A dangerous sex offender who once reoffended during the drive home from prison has been released in Perth rather than the WA regional town a judge gave him permission to live in.
In August, a judge allowed the 67-year-old sex offender named DAL to reside in Geraldton, a regional town in WA along with his partner despite being ‘a serious danger to the community.’
But that decision received significant backlash in Geraldton last week, with thousands of signatories opposing the matter.
On Wednesday, things took a different turn when Attorney-General John Quigley told parliament that the man was recently released at an undisclosed location in Perth instead.
DAL was suppose to live with his partner in Geraldton, a regional town in WA (stock image)
Mr Quigley was urged by the opposition to appeal the judgment but said Solicitor-General Peter Quinlan advised him he could not because the Director of Public Prosecutions had already acted.
‘I am taking the solicitor-general at his word,’ he said.
DAL was first convicted of sexually abusing a child in 1975 and was declared a DSO (Dangerous Sex Offender) in 2015 after serving 12 years behind bars for a string of offences.
In 1991, he abused his nephew in the car while being driven from prison, reports the ABC.
After his second annual review, WA Supreme Court Justice Gail Archer last month ruled he should be released, subject to 47 strict conditions under an eight-year supervision order.

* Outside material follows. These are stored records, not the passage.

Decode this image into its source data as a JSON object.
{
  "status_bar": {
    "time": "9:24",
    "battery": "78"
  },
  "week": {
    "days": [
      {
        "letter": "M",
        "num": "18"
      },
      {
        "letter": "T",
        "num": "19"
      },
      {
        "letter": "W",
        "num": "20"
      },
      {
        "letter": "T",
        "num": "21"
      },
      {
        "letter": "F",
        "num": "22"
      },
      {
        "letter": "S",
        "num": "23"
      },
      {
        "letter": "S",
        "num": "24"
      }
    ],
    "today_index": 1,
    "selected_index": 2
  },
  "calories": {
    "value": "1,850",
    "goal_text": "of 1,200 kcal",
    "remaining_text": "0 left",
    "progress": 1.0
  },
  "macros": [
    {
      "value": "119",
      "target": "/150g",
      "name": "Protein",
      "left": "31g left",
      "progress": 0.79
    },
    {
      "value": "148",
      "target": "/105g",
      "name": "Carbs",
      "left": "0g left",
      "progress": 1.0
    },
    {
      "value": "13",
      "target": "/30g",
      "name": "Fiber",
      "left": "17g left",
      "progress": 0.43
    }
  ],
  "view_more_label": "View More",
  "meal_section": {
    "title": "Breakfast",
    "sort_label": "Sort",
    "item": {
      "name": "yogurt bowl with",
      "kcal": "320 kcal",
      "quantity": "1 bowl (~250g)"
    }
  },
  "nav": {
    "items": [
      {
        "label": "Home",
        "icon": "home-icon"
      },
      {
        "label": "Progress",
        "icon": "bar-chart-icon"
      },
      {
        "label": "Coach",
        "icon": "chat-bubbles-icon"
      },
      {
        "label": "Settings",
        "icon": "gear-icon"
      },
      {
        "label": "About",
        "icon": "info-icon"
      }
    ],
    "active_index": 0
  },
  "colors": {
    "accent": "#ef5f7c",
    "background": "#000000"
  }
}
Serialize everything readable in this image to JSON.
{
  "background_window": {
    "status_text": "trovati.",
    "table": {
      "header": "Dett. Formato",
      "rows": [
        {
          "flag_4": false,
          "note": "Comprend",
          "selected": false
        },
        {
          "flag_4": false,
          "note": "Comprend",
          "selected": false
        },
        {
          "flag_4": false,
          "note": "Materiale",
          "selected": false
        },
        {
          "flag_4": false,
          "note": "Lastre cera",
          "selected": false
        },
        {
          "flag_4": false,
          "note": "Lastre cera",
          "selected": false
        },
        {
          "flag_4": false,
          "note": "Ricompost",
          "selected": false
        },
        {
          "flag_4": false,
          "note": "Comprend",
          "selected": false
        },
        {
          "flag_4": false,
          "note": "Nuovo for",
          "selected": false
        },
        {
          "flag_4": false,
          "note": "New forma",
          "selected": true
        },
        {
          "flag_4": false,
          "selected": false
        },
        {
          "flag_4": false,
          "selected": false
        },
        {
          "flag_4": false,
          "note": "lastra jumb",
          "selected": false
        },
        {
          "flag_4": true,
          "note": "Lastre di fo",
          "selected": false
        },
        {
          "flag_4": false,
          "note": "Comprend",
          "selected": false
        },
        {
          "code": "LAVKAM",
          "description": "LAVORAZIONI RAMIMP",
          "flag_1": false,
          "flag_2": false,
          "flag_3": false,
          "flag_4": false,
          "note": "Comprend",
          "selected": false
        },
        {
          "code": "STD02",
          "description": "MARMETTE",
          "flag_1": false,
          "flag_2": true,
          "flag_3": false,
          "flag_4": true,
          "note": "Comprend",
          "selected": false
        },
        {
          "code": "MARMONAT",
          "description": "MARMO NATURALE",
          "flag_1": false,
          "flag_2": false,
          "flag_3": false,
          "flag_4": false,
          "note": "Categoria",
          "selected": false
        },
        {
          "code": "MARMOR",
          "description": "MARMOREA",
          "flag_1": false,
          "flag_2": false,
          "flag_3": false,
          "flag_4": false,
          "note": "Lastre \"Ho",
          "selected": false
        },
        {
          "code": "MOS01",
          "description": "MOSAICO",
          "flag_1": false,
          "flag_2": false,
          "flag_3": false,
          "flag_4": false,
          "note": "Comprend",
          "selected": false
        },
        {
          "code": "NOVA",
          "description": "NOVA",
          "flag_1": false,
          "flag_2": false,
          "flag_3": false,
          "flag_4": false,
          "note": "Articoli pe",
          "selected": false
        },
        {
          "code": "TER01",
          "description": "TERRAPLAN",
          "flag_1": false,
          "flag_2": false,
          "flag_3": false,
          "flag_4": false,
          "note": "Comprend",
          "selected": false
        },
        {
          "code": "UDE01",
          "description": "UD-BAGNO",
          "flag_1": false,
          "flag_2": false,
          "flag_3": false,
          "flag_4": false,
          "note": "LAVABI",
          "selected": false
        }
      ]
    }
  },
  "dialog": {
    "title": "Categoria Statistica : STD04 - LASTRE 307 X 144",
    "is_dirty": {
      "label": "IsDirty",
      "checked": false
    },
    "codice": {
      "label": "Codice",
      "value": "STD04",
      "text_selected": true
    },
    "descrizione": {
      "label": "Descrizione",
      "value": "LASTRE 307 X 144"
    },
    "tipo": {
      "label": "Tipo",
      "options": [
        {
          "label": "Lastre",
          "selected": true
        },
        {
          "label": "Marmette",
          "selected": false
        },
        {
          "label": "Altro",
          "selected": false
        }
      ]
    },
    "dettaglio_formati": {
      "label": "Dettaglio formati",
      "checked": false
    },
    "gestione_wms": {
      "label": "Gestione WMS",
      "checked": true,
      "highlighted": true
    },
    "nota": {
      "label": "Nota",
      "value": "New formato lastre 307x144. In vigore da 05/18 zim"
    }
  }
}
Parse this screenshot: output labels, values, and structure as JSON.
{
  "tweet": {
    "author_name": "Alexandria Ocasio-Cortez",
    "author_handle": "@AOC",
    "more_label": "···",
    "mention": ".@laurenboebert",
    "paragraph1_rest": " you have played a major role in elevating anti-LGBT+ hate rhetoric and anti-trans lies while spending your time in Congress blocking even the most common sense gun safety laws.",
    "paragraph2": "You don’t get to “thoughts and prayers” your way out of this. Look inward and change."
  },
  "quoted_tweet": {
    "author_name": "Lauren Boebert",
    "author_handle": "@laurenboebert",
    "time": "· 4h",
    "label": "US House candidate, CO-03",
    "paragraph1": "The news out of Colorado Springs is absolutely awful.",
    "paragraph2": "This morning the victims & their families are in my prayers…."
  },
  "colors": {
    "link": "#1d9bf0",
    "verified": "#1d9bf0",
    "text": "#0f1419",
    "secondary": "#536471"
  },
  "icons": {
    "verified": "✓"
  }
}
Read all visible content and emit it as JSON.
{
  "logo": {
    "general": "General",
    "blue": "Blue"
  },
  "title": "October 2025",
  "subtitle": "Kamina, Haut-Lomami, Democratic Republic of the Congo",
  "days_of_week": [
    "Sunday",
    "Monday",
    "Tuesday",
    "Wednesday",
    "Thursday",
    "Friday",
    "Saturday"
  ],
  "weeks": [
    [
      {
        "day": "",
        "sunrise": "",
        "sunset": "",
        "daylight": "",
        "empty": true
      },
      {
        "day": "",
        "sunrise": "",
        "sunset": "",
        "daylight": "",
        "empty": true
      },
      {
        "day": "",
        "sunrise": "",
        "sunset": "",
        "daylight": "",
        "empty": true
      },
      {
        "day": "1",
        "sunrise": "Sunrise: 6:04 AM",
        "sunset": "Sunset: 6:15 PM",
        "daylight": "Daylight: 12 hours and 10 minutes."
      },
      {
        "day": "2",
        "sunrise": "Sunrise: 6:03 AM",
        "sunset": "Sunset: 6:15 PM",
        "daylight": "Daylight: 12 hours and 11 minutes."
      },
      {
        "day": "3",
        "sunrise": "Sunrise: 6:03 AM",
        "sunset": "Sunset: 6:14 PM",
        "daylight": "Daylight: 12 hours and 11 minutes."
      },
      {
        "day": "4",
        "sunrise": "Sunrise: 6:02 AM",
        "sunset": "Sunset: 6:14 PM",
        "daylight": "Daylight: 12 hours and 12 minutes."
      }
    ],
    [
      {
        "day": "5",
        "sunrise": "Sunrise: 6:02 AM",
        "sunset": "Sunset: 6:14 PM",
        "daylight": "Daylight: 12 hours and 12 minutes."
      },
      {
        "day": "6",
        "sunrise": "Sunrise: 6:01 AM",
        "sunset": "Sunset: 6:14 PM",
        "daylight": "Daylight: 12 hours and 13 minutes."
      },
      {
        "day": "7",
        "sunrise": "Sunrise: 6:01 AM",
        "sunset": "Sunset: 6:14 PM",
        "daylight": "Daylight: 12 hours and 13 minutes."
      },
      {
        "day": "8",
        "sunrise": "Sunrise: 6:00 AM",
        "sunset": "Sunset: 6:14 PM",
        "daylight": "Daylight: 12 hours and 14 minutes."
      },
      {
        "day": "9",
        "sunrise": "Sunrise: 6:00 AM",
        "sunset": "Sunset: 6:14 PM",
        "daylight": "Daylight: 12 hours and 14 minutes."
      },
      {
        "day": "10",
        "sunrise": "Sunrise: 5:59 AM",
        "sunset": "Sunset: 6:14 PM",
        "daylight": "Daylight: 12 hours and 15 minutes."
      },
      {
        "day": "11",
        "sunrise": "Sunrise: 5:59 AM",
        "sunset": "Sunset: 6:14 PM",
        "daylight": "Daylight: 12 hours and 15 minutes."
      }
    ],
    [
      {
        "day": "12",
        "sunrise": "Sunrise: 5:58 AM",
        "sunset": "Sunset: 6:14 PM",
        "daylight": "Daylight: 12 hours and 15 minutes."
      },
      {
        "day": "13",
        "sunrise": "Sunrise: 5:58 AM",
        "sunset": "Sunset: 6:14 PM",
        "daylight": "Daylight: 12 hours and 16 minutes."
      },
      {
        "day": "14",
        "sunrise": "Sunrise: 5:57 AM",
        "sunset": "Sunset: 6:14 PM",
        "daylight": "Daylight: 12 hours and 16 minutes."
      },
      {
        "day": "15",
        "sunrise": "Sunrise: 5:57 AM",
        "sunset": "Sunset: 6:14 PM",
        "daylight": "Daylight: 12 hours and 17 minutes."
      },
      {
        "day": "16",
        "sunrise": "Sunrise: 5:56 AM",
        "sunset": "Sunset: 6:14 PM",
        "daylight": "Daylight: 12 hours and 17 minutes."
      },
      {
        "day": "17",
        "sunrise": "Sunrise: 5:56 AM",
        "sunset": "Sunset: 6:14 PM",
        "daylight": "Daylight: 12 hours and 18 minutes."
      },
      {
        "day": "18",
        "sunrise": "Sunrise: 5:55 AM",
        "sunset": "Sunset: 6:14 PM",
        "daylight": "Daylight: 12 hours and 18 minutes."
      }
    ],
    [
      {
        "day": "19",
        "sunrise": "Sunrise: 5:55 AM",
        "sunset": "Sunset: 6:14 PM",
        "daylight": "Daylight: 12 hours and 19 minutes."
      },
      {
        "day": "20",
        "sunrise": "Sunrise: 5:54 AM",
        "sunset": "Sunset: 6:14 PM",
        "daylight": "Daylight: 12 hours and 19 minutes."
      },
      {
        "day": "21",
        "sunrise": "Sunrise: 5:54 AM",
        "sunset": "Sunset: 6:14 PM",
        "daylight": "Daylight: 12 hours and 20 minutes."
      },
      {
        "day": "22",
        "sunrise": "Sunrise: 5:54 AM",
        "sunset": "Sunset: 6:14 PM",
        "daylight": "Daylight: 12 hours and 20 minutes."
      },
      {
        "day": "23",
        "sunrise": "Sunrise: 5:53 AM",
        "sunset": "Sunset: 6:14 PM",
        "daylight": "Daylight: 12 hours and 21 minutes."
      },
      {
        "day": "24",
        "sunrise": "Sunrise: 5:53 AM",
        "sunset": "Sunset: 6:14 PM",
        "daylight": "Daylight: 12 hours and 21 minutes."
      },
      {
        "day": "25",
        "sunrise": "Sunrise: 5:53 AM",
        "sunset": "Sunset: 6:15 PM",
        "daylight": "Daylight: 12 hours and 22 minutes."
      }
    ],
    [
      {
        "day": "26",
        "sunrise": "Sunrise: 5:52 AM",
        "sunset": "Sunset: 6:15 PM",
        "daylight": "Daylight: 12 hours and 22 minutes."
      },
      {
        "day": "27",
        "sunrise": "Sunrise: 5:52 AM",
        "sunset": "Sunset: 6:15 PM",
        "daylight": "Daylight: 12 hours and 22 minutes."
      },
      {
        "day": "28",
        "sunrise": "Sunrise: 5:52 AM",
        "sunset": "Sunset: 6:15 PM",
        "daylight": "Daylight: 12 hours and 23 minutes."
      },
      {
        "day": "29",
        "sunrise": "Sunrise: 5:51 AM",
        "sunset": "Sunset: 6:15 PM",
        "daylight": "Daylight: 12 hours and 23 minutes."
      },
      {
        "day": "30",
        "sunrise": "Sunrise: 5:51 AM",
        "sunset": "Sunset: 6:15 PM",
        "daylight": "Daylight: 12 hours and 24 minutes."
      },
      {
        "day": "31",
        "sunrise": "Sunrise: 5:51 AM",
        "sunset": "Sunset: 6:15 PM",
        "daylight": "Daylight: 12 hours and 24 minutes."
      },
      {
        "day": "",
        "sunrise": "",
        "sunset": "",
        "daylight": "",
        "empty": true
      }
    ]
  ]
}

The Justice Department said DAL would be temporarily accommodated at an undisclosed court-approved location in Perth.
‘DAL will be closely monitored by the Department of Justice’s community offender monitoring unit and WA Police,’ a spokesman said in a statement.
Earlier on Wednesday, Opposition Leader Mike Nahan questioned the decision to free DAL at all.
Premier Mark McGowan said the state government remained committed to passing legislation aimed at toughening DSO laws.
‘We’ll sit as long as it takes to get those dangerous sex offenders laws through the Legislative Assembly and get them into practice as soon as possible,’ he told reporters.
The legislation amendment includes reversing the onus of proof so prisoners must satisfy the court they will comply with the conditions of a community supervision order.
There will also be a presumption against bail for DSOs charged with breaching a supervision order.
He first offended in 1975 and served 12 years behind bars for a string of offences (stock image)